(ii) that before a sale could be said to have occasioned the import it was not necessary that the sale should have preceded the import; and
(iii) that the movement of goods from Belgium into India was incidental to the contract that they would be manufactured in Belgium, inspected there and imported into India for the consignee and was in pursuance of the conditions of the contract between the assessee and the Director-General of Supplies. There was no possibility of the goods being diverted by the assessee for any other purpose and, therefore, the sale took place in the course of import of goods within Section 5(2) of the Act and exempt from taxation.

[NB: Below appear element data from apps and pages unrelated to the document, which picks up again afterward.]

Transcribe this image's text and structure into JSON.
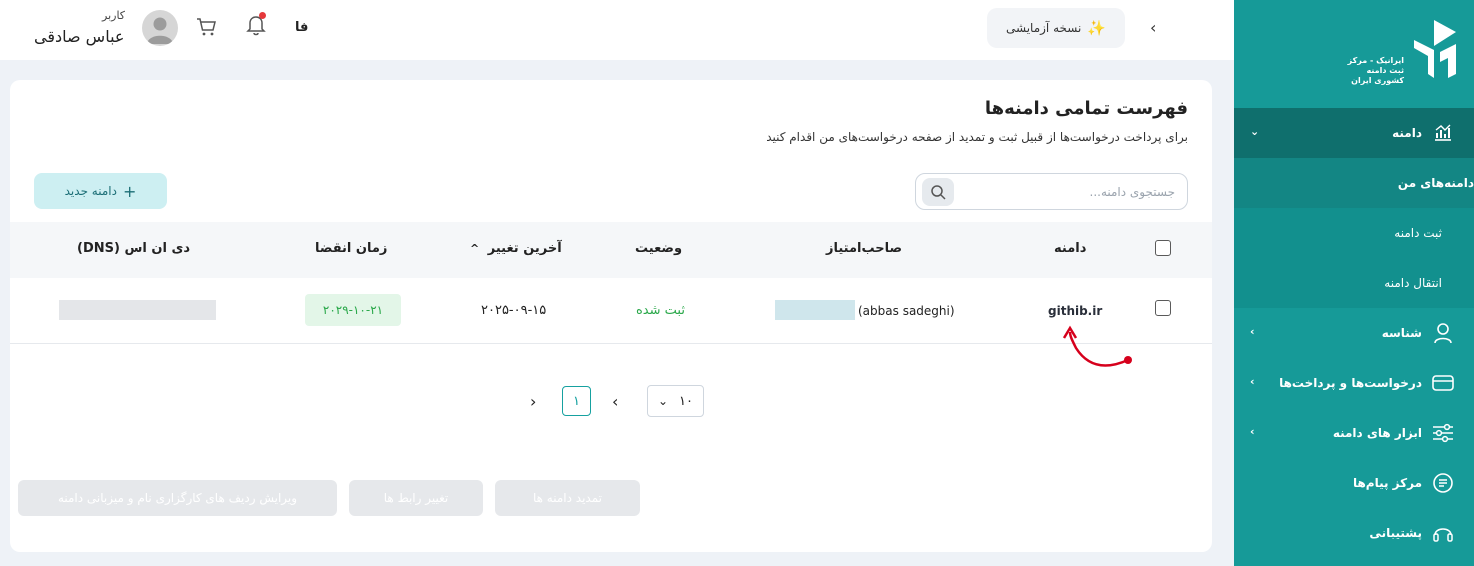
{
  "sidebar": {
    "logo_text": "ایرانیک - مرکز ثبت دامنه کشوری ایران",
    "items": [
      {
        "label": "دامنه",
        "icon": "chart-icon",
        "active": true
      },
      {
        "label": "دامنه‌های من"
      },
      {
        "label": "ثبت دامنه"
      },
      {
        "label": "انتقال دامنه"
      },
      {
        "label": "شناسه",
        "icon": "user-icon"
      },
      {
        "label": "درخواست‌ها و پرداخت‌ها",
        "icon": "card-icon"
      },
      {
        "label": "ابزار های دامنه",
        "icon": "sliders-icon"
      },
      {
        "label": "مرکز پیام‌ها",
        "icon": "message-icon"
      },
      {
        "label": "پشتیبانی",
        "icon": "headset-icon"
      }
    ]
  },
  "topbar": {
    "user_label": "کاربر",
    "user_name": "عباس صادقی",
    "lang": "فا",
    "demo_label": "نسخه آزمایشی"
  },
  "card": {
    "title": "فهرست تمامی دامنه‌ها",
    "subtitle": "برای پرداخت درخواست‌ها از قبیل ثبت و تمدید از صفحه درخواست‌های من اقدام کنید",
    "search_placeholder": "جستجوی دامنه...",
    "new_domain_label": "دامنه جدید"
  },
  "table": {
    "columns": [
      "دامنه",
      "صاحب‌امتیاز",
      "وضعیت",
      "آخرین تغییر",
      "زمان انقضا",
      "دی ان اس (DNS)"
    ],
    "sort_indicator": "^",
    "rows": [
      {
        "domain": "githib.ir",
        "owner": "(abbas sadeghi)",
        "status": "ثبت شده",
        "last_change": "۲۰۲۵-۰۹-۱۵",
        "expiry": "۲۰۲۹-۱۰-۲۱"
      }
    ]
  },
  "pagination": {
    "current_page": "۱",
    "per_page": "۱۰"
  },
  "actions": {
    "renew": "تمدید دامنه ها",
    "change_contact": "تغییر رابط ها",
    "edit_dns": "ویرایش ردیف های کارگزاری نام و میزبانی دامنه"
  },
  "colors": {
    "sidebar_bg": "#169a98",
    "sidebar_active": "#0f6f6d",
    "accent": "#16a1a0",
    "status_green": "#2aa84a",
    "annotation_red": "#d6001c"
  }
}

11. The same is the situation here. The stocks of raw naphtha were put into the pipe-line in Bihar and ultimately delivered to the petitioner-company at Kanpur under a prior agreement of sale. There was no chance of the goods being diverted to any other person. The contract of sale between the parties, therefore, occasioned the movement of goods from Barauni to Kanpur. Such sales are, therefore, clearly inter-State sales as defined in Section 3(a) of the Central Sales Tax Act.

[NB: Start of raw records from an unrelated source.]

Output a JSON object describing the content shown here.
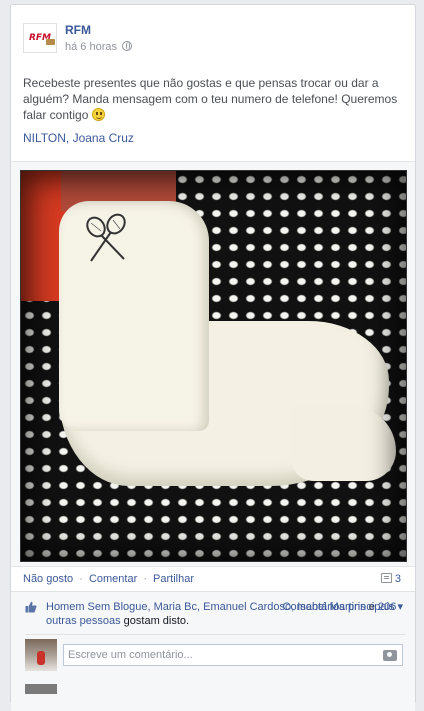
{
  "post": {
    "page_name": "RFM",
    "logo_text": "RFM",
    "timestamp": "há 6 horas",
    "privacy_icon": "globe-icon",
    "text": "Recebeste presentes que não gostas e que pensas trocar ou dar a alguém? Manda mensagem com o teu numero de telefone! Queremos falar contigo",
    "emoji": "smiley-icon",
    "tags": "NILTON, Joana Cruz"
  },
  "actions": {
    "unlike": "Não gosto",
    "comment": "Comentar",
    "share": "Partilhar",
    "separator": "·",
    "comment_count": "3"
  },
  "likes": {
    "names": "Homem Sem Blogue, Maria Bc, Emanuel Cardoso, Isabel Martins",
    "connector": " e ",
    "others": "206 outras pessoas",
    "suffix": " gostam disto.",
    "top_comments_label": "Comentários principais ▾"
  },
  "comment_input": {
    "placeholder": "Escreve um comentário..."
  },
  "colors": {
    "link": "#3b5998",
    "background": "#e9ebee"
  }
}
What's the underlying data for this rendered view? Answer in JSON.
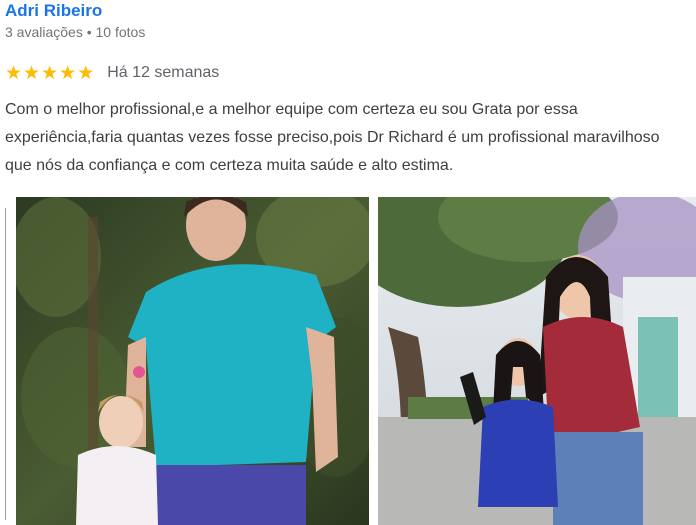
{
  "reviewer": {
    "name": "Adri Ribeiro",
    "meta": "3 avaliações • 10 fotos"
  },
  "rating": {
    "stars": 5,
    "star_glyph": "★",
    "date": "Há 12 semanas",
    "star_color": "#fbbc04"
  },
  "review": {
    "text": "Com o melhor profissional,e a melhor equipe com certeza eu sou Grata por essa experiência,faria quantas vezes fosse preciso,pois Dr Richard é um profissional maravilhoso que nós da confiança e com certeza muita saúde e alto estima."
  },
  "photos": [
    {
      "kind": "before-photo"
    },
    {
      "kind": "after-photo"
    }
  ],
  "colors": {
    "name_link": "#1a73e8",
    "meta": "#70757a",
    "body_text": "#3c4043"
  }
}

12. A recent decision of the Supreme Court in Oil India Ltd. v. Superintendent of Taxes A.I.R. 1975 S.C. 887 completely covers the present case. There crude oil was carried from Assam through the pipe-lines specially constructed by the assessee to the refinery at Barauni in Bihar and there the oil was pumped and delivered to the Indian Oil Corporation. The construction of the pipelines was undertaken in pursuance of an agreement and for the specific purpose of transporting crude oil. It was held that the parties contemplated that there should be movement of crude oil from one State to another. Therefore, the sale of crude oil was in the course of inter-State trade liable to tax under the Central Sales Tax Act and the Government of Bihar had no jurisdiction to tax the sales under the sales tax law of that State. The learned standing counsel conceded that in view of this decision of the Supreme Court he could not object to the claim of the petitioner-company that the sales were of the nature of inter-State sales and were not liable to tax under the U.P. Sales Tax Act.

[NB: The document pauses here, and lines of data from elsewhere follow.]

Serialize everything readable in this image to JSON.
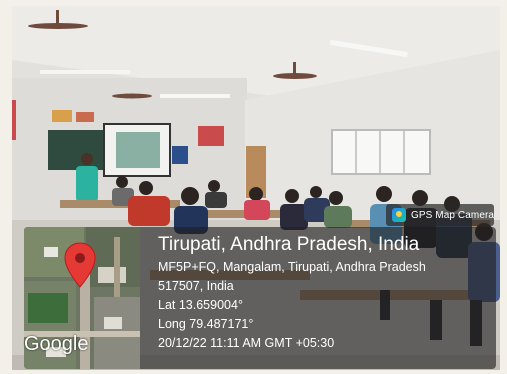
{
  "badge": {
    "label": "GPS Map Camera",
    "icon": "gps-map-camera-icon"
  },
  "map": {
    "provider_logo": "Google",
    "pin_icon": "map-pin-icon",
    "pin_color": "#e53935"
  },
  "location": {
    "title": "Tirupati, Andhra Pradesh, India",
    "address_line1": "MF5P+FQ, Mangalam, Tirupati, Andhra Pradesh",
    "address_line2": "517507, India",
    "latitude": "Lat 13.659004°",
    "longitude": "Long 79.487171°",
    "timestamp": "20/12/22 11:11 AM GMT +05:30"
  }
}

13. In the result, the prayer of the petitioner-company to quash the impugn ed assessment order to the extent that it seeks to levy tax under the U.P Sales Tax Act on the sales of naphtha is granted and the assessment order is accordingly quashed in part. The petitioner-company has further prayer for a refund of the tax to the IOC so that the same may in turn be refund to the petitioner by the IOC. In our opinion, this prayer is also a reasonable and proper prayer and we have no hesitation in granting the same. We accordingly direct the Sales Tax Officer concerned to modify the impugned assessment order in the manner and to the extent indicated above and refund the tax on the turnover of raw naphtha to the IOC. The petitioner is entitled to the costs which we assess against respondents Nos. 1 to 4.